Ben and Gus awake in what we take to be some kind of makeshift bedroom with cots. They are wearing black suits and have guns and brief cases, which make us wonder if they are some kind of career criminals, higher on the food chain than thugs. Ben seems to be the one in charge, and they are waiting to get word about some kind of assignment. Ben seems rattled and when Gus tries to chat him up, he seems quite surly. Jumpy. He appears to be keeping something from Gus. Out of nowhere, a dumbwaiter that has been unused suddenly crashes, with a food order. Puzzled and clueless, Gus and Ben attempt to accommodate the request, considering the building is no longer a restaurant, with no food to speak of.
Anyone acquainted with playwright Harold Pinter knows he is not likely to provide much context or backstory, if any. “The Dumb Waiter”, an early piece, is soaked in mystery, though the mystery emerges simply from the fact that we’re peeking in on two blokes without much explanation beyond what we see. Pinter asks us to figure out what’s going without knowing their past or future. It’s not as if they’re doing anything odd. Beyond responding to messages obviously not intended for them. A note places an order for say, Oysters Rockefeller and they send up crisps and a stale snack pie. Most intriguing about Pinter’s approach is how prone we are to cook up a (seemingly) plausible scenario with relatively little to go on.
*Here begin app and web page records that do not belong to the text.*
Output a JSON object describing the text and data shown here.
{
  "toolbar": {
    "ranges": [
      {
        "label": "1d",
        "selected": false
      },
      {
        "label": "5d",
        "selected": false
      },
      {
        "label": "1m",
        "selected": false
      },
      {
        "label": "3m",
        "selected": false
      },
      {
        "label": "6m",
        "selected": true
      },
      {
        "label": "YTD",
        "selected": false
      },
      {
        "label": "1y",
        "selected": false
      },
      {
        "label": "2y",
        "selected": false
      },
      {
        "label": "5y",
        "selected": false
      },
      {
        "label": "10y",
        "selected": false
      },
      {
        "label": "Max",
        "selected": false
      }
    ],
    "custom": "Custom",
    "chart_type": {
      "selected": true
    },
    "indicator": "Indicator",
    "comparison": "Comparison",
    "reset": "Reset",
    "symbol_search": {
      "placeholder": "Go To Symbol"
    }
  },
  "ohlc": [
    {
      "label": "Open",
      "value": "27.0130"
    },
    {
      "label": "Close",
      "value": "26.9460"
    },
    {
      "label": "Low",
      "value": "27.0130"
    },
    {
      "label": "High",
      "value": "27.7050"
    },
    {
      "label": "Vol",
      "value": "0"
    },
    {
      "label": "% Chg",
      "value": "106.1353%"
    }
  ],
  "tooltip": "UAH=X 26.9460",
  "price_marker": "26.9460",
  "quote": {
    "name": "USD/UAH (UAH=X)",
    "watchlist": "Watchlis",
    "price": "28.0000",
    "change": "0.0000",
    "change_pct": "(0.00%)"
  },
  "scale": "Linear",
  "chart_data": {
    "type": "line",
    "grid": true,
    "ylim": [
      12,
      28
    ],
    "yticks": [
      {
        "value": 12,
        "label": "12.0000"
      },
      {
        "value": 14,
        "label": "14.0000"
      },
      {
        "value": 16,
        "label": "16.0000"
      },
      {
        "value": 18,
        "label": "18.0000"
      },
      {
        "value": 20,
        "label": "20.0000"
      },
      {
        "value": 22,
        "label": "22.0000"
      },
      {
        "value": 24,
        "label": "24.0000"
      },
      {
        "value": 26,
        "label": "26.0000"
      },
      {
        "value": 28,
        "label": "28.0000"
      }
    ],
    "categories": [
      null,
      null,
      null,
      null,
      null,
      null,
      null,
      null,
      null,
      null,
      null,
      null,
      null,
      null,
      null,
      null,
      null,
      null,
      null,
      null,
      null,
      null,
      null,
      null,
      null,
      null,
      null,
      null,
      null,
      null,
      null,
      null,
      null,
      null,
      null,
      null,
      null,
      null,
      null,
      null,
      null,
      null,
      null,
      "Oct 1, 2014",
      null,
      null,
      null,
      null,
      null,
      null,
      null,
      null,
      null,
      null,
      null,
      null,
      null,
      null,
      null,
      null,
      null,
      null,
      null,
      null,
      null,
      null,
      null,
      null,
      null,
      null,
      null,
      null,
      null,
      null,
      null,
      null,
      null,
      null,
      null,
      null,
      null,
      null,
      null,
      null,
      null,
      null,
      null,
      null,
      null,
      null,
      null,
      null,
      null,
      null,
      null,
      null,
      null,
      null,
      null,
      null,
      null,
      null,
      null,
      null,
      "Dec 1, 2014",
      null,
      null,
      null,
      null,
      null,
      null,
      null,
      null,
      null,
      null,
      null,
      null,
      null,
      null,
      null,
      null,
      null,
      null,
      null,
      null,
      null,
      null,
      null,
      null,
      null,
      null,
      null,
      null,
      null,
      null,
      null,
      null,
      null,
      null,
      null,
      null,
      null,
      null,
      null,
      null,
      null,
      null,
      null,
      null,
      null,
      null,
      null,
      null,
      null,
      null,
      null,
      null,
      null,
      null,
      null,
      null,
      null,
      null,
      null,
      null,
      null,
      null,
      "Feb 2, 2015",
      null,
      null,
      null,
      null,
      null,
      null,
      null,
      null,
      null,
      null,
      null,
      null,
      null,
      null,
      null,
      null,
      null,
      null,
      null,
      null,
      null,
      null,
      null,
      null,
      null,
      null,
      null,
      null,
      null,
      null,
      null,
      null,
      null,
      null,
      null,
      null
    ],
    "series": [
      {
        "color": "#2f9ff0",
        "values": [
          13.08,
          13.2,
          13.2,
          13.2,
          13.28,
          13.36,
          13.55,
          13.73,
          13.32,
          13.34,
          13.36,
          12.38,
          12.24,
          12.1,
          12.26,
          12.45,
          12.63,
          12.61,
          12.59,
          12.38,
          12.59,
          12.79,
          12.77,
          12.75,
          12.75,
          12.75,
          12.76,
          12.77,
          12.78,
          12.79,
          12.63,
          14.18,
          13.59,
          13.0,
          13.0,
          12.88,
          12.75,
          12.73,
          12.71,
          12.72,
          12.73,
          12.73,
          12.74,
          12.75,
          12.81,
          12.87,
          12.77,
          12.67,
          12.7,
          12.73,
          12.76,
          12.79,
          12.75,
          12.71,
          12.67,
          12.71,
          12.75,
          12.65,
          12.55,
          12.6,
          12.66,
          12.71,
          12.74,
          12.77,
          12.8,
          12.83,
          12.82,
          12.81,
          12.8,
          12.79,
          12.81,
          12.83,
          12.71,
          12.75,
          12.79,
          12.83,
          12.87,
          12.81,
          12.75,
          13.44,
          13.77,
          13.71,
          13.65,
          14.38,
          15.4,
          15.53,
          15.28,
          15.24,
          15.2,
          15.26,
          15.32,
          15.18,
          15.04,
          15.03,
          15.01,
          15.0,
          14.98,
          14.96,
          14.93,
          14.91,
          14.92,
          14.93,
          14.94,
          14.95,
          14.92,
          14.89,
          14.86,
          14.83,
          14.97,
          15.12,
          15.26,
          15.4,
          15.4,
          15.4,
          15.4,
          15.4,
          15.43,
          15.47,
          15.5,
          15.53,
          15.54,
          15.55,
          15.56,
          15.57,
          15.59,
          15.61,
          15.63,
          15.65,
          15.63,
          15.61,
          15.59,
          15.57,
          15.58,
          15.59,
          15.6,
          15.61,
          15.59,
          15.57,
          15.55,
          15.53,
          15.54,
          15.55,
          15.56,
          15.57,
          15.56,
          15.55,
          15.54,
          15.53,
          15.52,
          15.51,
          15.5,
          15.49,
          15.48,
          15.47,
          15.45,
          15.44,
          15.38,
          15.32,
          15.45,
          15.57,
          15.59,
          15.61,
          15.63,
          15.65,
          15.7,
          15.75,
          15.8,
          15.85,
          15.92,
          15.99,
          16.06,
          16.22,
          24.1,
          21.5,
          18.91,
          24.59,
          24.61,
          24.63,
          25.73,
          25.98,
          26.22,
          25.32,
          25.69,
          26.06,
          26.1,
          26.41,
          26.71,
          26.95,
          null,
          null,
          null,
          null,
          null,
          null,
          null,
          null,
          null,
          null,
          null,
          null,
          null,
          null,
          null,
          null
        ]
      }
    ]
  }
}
Kitchen Dog Theater (operating out of their new, radiant green venue) is nearly perfect for Pinter because they bask in the rush of the purely theatrical. One can almost absorb the giddy electricity they spark, wielding Pinter’s sly sorcery for getting under our skin, while parsing out content with the stinginess of Mr. Bumble in Oliver Twist. Are Ben and Gus assassins? Possibly. Possibly. But maybe not. Are coded messages being tendered to Ben, behind Gus’ back? Could be. Is the dumb waiter an allegory? Are the notes from God? Perhaps they only have as much meaning as Gus and Ben attribute to them. Is Pinter having a joke at our expense or perhaps he’s using theatrical chicanery to give us a glimpse of deeper truths? Must it be one or another? Whatever you take away from KDT’s The Dumb Waiter the sheer joy of concocting so much from so little is worth your time, just give yourself permission to play.
The Dumb Waiter played Kitchen Dog Theater September 11th through October 10th, 2015. 214-953-1055. 161 Riveredge Drive, Dallas, Texas 75207. www.kitchendogtheater.org